A wildfire killed at least 50 people and injured more than 150 as it swept through a small resort town near Athens, with huge flames trapping families with children as they fled.
The fire which hit Mati, 29 km east of the capital, late Monday afternoon was by far the country’s worst since flames devastated the southern Peloponnese peninsula in August 2007, killing dozens.
People scrambled to the sea as the blaze closed in close to the shore. Hundreds were rescued by passing boats but others found their way blocked by smoke and flames.
“I was briefed by a rescuer that he saw the shocking picture of 26 people tightly huddled in a field some 30 metres from the beach,” Nikos Economopoulos, head of Greece’s Red Cross, told Skai TV.
“They had tried to find an escape route but unfortunately these people and their kids didn’t make it in time,” he said. A Reuters witness also saw several bodies in the area.
Mati is in the eastern Rafina region, a popular spot for Greek holidaymakers, particularly pensioners and children at camps.

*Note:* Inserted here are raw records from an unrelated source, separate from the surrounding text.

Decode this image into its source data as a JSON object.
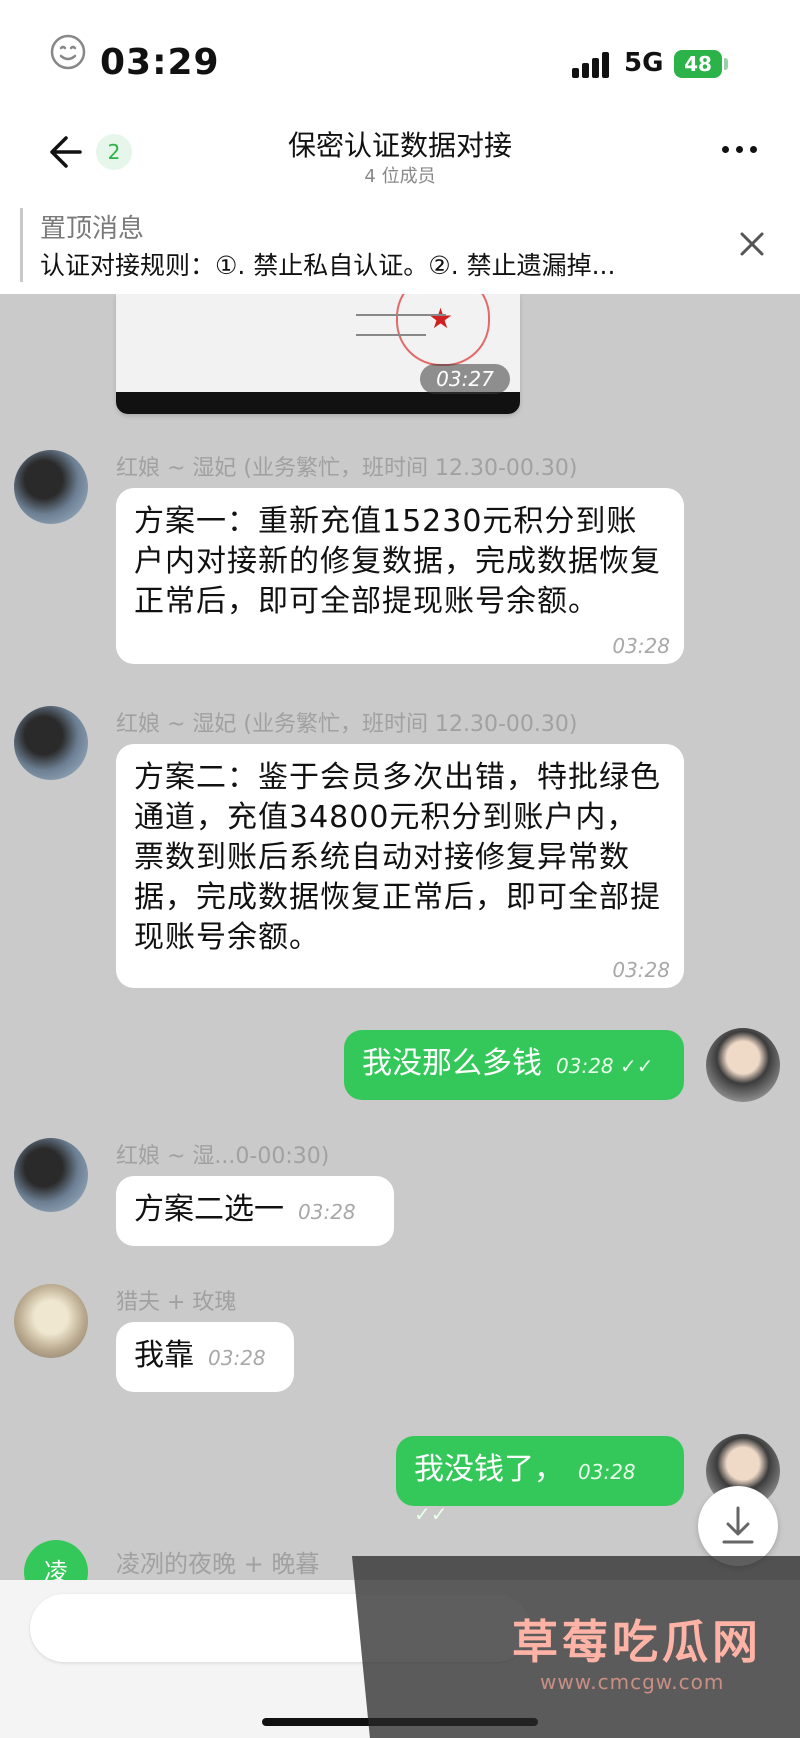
{
  "status": {
    "time": "03:29",
    "network": "5G",
    "battery": "48"
  },
  "header": {
    "unread": "2",
    "title": "保密认证数据对接",
    "subtitle": "4 位成员"
  },
  "pinned": {
    "title": "置顶消息",
    "text": "认证对接规则：①. 禁止私自认证。②. 禁止遗漏掉..."
  },
  "image_card": {
    "time": "03:27"
  },
  "messages": [
    {
      "sender": "红娘 ~ 湿妃 (业务繁忙，班时间 12.30-00.30)",
      "text": "方案一：重新充值15230元积分到账户内对接新的修复数据，完成数据恢复正常后，即可全部提现账号余额。",
      "time": "03:28"
    },
    {
      "sender": "红娘 ~ 湿妃 (业务繁忙，班时间 12.30-00.30)",
      "text": "方案二：鉴于会员多次出错，特批绿色通道，充值34800元积分到账户内，票数到账后系统自动对接修复异常数据，完成数据恢复正常后，即可全部提现账号余额。",
      "time": "03:28"
    },
    {
      "text": "我没那么多钱",
      "time": "03:28 ✓✓"
    },
    {
      "sender": "红娘 ~ 湿...0-00:30)",
      "text": "方案二选一",
      "time": "03:28"
    },
    {
      "sender": "猎夫 + 玫瑰",
      "text": "我靠",
      "time": "03:28"
    },
    {
      "text": "我没钱了，",
      "time": "03:28 ✓✓"
    }
  ],
  "bottom_member": {
    "initial": "凌",
    "name": "凌冽的夜晚 + 晚暮"
  },
  "watermark": {
    "title": "草莓吃瓜网",
    "url": "www.cmcgw.com"
  }
}
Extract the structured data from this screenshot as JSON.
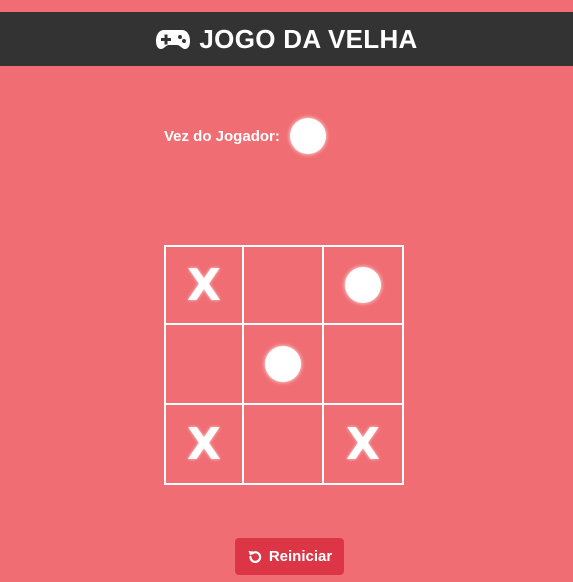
{
  "header": {
    "title": "JOGO DA VELHA",
    "icon": "gamepad-icon"
  },
  "turn": {
    "label": "Vez do Jogador:",
    "current_player": "O"
  },
  "board": {
    "cells": [
      "X",
      "",
      "O",
      "",
      "O",
      "",
      "X",
      "",
      "X"
    ]
  },
  "actions": {
    "restart_label": "Reiniciar",
    "restart_icon": "undo-icon"
  },
  "colors": {
    "background": "#f06e73",
    "header": "#333333",
    "button": "#dc3545",
    "mark": "#ffffff"
  }
}
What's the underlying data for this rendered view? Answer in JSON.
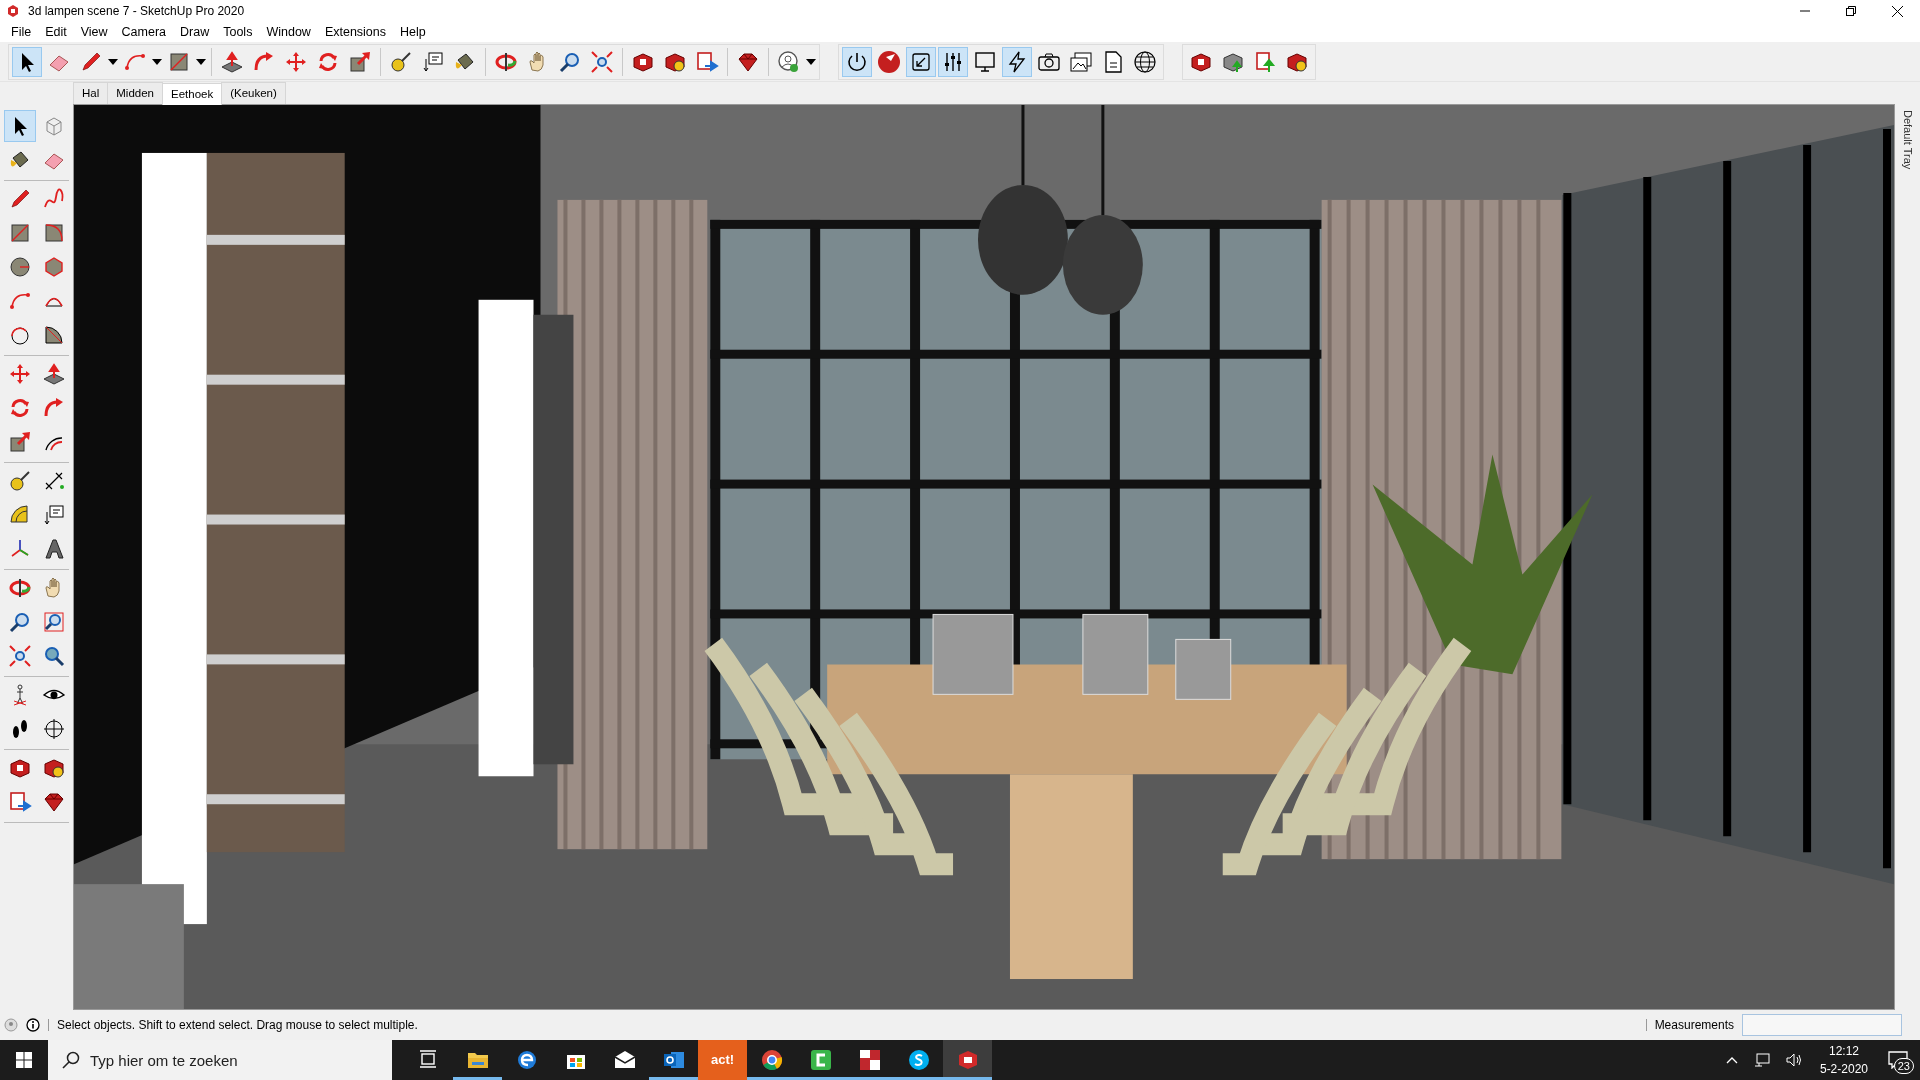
{
  "window": {
    "title": "3d lampen scene 7 - SketchUp Pro 2020"
  },
  "menu": [
    "File",
    "Edit",
    "View",
    "Camera",
    "Draw",
    "Tools",
    "Window",
    "Extensions",
    "Help"
  ],
  "toolbars": [
    [
      {
        "kind": "select",
        "selected": true
      },
      {
        "kind": "eraser",
        "selected": false
      },
      {
        "kind": "pencil",
        "selected": false,
        "dropdown": true
      },
      {
        "kind": "arc",
        "selected": false,
        "dropdown": true
      },
      {
        "kind": "rect",
        "selected": false,
        "dropdown": true
      },
      {
        "kind": "separator"
      },
      {
        "kind": "pushpull",
        "selected": false
      },
      {
        "kind": "followme",
        "selected": false
      },
      {
        "kind": "move",
        "selected": false
      },
      {
        "kind": "rotate",
        "selected": false
      },
      {
        "kind": "scale",
        "selected": false
      },
      {
        "kind": "separator"
      },
      {
        "kind": "tape",
        "selected": false
      },
      {
        "kind": "textbox",
        "selected": false
      },
      {
        "kind": "paint",
        "selected": false
      },
      {
        "kind": "separator"
      },
      {
        "kind": "orbit",
        "selected": false
      },
      {
        "kind": "pan",
        "selected": false
      },
      {
        "kind": "zoom",
        "selected": false
      },
      {
        "kind": "extents",
        "selected": false
      },
      {
        "kind": "separator"
      },
      {
        "kind": "warehouse",
        "selected": false
      },
      {
        "kind": "warehouse2",
        "selected": false
      },
      {
        "kind": "layout",
        "selected": false
      },
      {
        "kind": "separator"
      },
      {
        "kind": "gem",
        "selected": false
      },
      {
        "kind": "separator"
      },
      {
        "kind": "user",
        "selected": false,
        "dropdown": true
      }
    ],
    [
      {
        "kind": "power",
        "selected": true
      },
      {
        "kind": "logo",
        "selected": false
      },
      {
        "kind": "resize",
        "selected": true
      },
      {
        "kind": "sliders",
        "selected": true
      },
      {
        "kind": "frame",
        "selected": false
      },
      {
        "kind": "bolt",
        "selected": true
      },
      {
        "kind": "camera",
        "selected": false
      },
      {
        "kind": "images",
        "selected": false
      },
      {
        "kind": "file",
        "selected": false
      },
      {
        "kind": "globe",
        "selected": false
      }
    ],
    [
      {
        "kind": "warehouse",
        "selected": false
      },
      {
        "kind": "upload",
        "selected": false
      },
      {
        "kind": "upload2",
        "selected": false
      },
      {
        "kind": "warehouse2",
        "selected": false
      }
    ]
  ],
  "scene_tabs": [
    {
      "label": "Hal",
      "selected": false
    },
    {
      "label": "Midden",
      "selected": false
    },
    {
      "label": "Eethoek",
      "selected": true
    },
    {
      "label": "(Keuken)",
      "selected": false
    }
  ],
  "side_toolbar": [
    [
      {
        "kind": "select",
        "selected": true
      },
      {
        "kind": "component",
        "selected": false
      },
      {
        "kind": "paint",
        "selected": false
      },
      {
        "kind": "eraser",
        "selected": false
      }
    ],
    [
      {
        "kind": "pencil",
        "selected": false
      },
      {
        "kind": "freehand",
        "selected": false
      },
      {
        "kind": "rect",
        "selected": false
      },
      {
        "kind": "rotrect",
        "selected": false
      },
      {
        "kind": "circle",
        "selected": false
      },
      {
        "kind": "polygon",
        "selected": false
      },
      {
        "kind": "arc",
        "selected": false
      },
      {
        "kind": "arc2",
        "selected": false
      },
      {
        "kind": "arc3",
        "selected": false
      },
      {
        "kind": "pie",
        "selected": false
      }
    ],
    [
      {
        "kind": "move",
        "selected": false
      },
      {
        "kind": "pushpull",
        "selected": false
      },
      {
        "kind": "rotate",
        "selected": false
      },
      {
        "kind": "followme",
        "selected": false
      },
      {
        "kind": "scale",
        "selected": false
      },
      {
        "kind": "offset",
        "selected": false
      }
    ],
    [
      {
        "kind": "tape",
        "selected": false
      },
      {
        "kind": "dimension",
        "selected": false
      },
      {
        "kind": "protractor",
        "selected": false
      },
      {
        "kind": "textbox",
        "selected": false
      },
      {
        "kind": "axes",
        "selected": false
      },
      {
        "kind": "text3d",
        "selected": false
      }
    ],
    [
      {
        "kind": "orbit",
        "selected": false
      },
      {
        "kind": "pan",
        "selected": false
      },
      {
        "kind": "zoom",
        "selected": false
      },
      {
        "kind": "zoomwin",
        "selected": false
      },
      {
        "kind": "extents",
        "selected": false
      },
      {
        "kind": "previous",
        "selected": false
      }
    ],
    [
      {
        "kind": "person",
        "selected": false
      },
      {
        "kind": "eye",
        "selected": false
      },
      {
        "kind": "feet",
        "selected": false
      },
      {
        "kind": "section",
        "selected": false
      }
    ],
    [
      {
        "kind": "warehouse",
        "selected": false
      },
      {
        "kind": "warehouse2",
        "selected": false
      },
      {
        "kind": "layout",
        "selected": false
      },
      {
        "kind": "gem",
        "selected": false
      }
    ]
  ],
  "tray": {
    "label": "Default Tray"
  },
  "status_bar": {
    "message": "Select objects. Shift to extend select. Drag mouse to select multiple.",
    "measurements_label": "Measurements"
  },
  "taskbar": {
    "search_placeholder": "Typ hier om te zoeken",
    "apps": [
      {
        "kind": "taskview",
        "active": false
      },
      {
        "kind": "folder",
        "active": true
      },
      {
        "kind": "edge",
        "active": false
      },
      {
        "kind": "store",
        "active": false
      },
      {
        "kind": "mail",
        "active": false
      },
      {
        "kind": "outlook",
        "active": true
      },
      {
        "kind": "act",
        "label": "act!",
        "active": false
      },
      {
        "kind": "chrome",
        "active": true
      },
      {
        "kind": "camtasia",
        "active": true
      },
      {
        "kind": "redapp",
        "active": true
      },
      {
        "kind": "skype",
        "active": true
      },
      {
        "kind": "sketchup",
        "active": true
      }
    ],
    "time": "12:12",
    "date": "5-2-2020",
    "notifications": "23"
  }
}
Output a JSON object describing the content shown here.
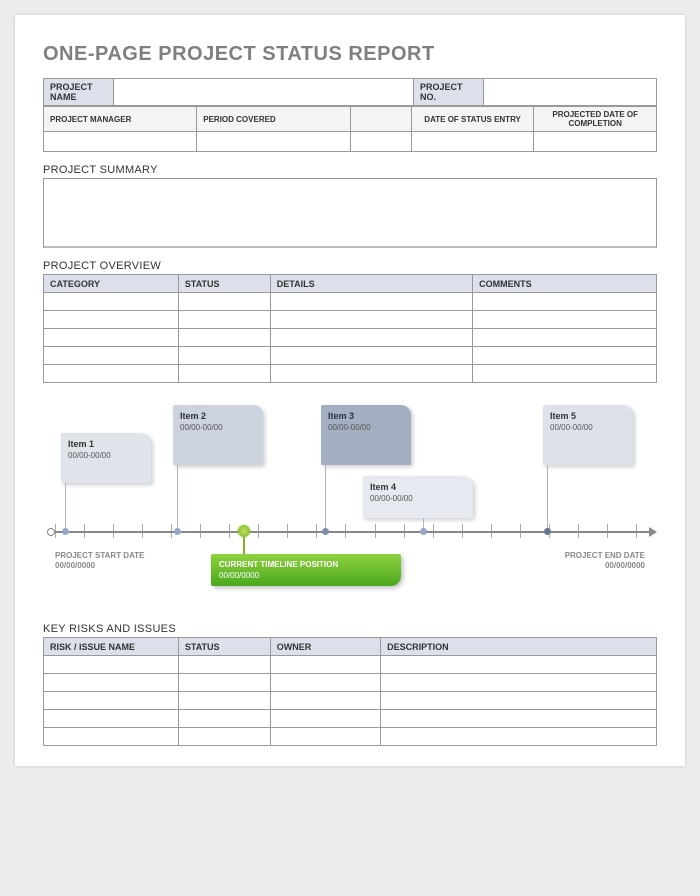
{
  "title": "ONE-PAGE PROJECT STATUS REPORT",
  "info": {
    "project_name_lbl": "PROJECT NAME",
    "project_name_val": "",
    "project_no_lbl": "PROJECT NO.",
    "project_no_val": "",
    "pm_lbl": "PROJECT MANAGER",
    "period_lbl": "PERIOD COVERED",
    "entry_lbl": "DATE OF STATUS ENTRY",
    "completion_lbl": "PROJECTED DATE OF COMPLETION"
  },
  "sections": {
    "summary": "PROJECT SUMMARY",
    "overview": "PROJECT OVERVIEW",
    "risks": "KEY RISKS AND ISSUES"
  },
  "overview_cols": {
    "cat": "CATEGORY",
    "status": "STATUS",
    "details": "DETAILS",
    "comments": "COMMENTS"
  },
  "risks_cols": {
    "name": "RISK / ISSUE NAME",
    "status": "STATUS",
    "owner": "OWNER",
    "desc": "DESCRIPTION"
  },
  "timeline": {
    "items": [
      {
        "name": "Item 1",
        "date": "00/00-00/00"
      },
      {
        "name": "Item 2",
        "date": "00/00-00/00"
      },
      {
        "name": "Item 3",
        "date": "00/00-00/00"
      },
      {
        "name": "Item 4",
        "date": "00/00-00/00"
      },
      {
        "name": "Item 5",
        "date": "00/00-00/00"
      }
    ],
    "start_lbl": "PROJECT START DATE",
    "start_date": "00/00/0000",
    "end_lbl": "PROJECT END DATE",
    "end_date": "00/00/0000",
    "current_lbl": "CURRENT TIMELINE POSITION",
    "current_date": "00/00/0000"
  }
}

The 26 deaths came on top of more than 20 casualties reported by government spokesman Dimitris Tzanakopoulos earlier on Tuesday. He said more than 88 adults and 16 children were injured.
One of the youngest victims was thought to be a six-month-old baby who died of smoke inhalation.
A Reuters witness earlier saw at least four dead on a narrow road clogged with cars heading to a nearby beach.
The coastguard later said the bodies of four more people were retrieved from the sea. In total, coastguard and other vessels rescued 696 people who had fled to beaches. Boats plucked another 19 people from the sea.
Some parts of Mati were still smouldering with white smoke early on Tuesday. Burned-out cars were scattered outside gated compounds where three- and four-storey buildings bore signs of fire damage.
“We are dealing with something completely asymmetric,” Greek Prime Minister Alexis Tsipras, looking pale, said after cutting short a visit to Bosnia.
Greece issued an urgent appeal for help to tackle fires that raged out of control in several places across the country, destroying homes and disrupting major transport links.
Cyprus and Spain offered assistance after Greece said it needed air and land assets from European Union partners.
The inferno dominated front pages in the country on Tuesday, with headlines such as “killer fire” and “hell” and newspapers reporting fears the death toll would climb.
Authorities said they would be making use of an unmanned drone from the United States on Tuesday to monitor and track any suspicious activity.
Tsipras and Greek officials have expressed misgivings at the fact that several major fires broke out at the same time.
Wildfires are not uncommon in Greece, and a relatively dry winter helped create current tinder-box conditions. It was not immediately clear what ignited the fires.
A hillside of homes was gutted by flames east of Athens. A mayor said he saw at least 100 homes and 200 vehicles burning.
Earlier on Monday, Greek authorities urged residents of a coastal region west of Athens to abandon their homes as another wildfire burned ferociously, closing one of Greece’s busiest motorways, halting train links and sending plumes of smoke over the capital.
The main Athens-Corinth motorway, one of two road routes to the Peloponnese peninsula, was closed and train services were cancelled.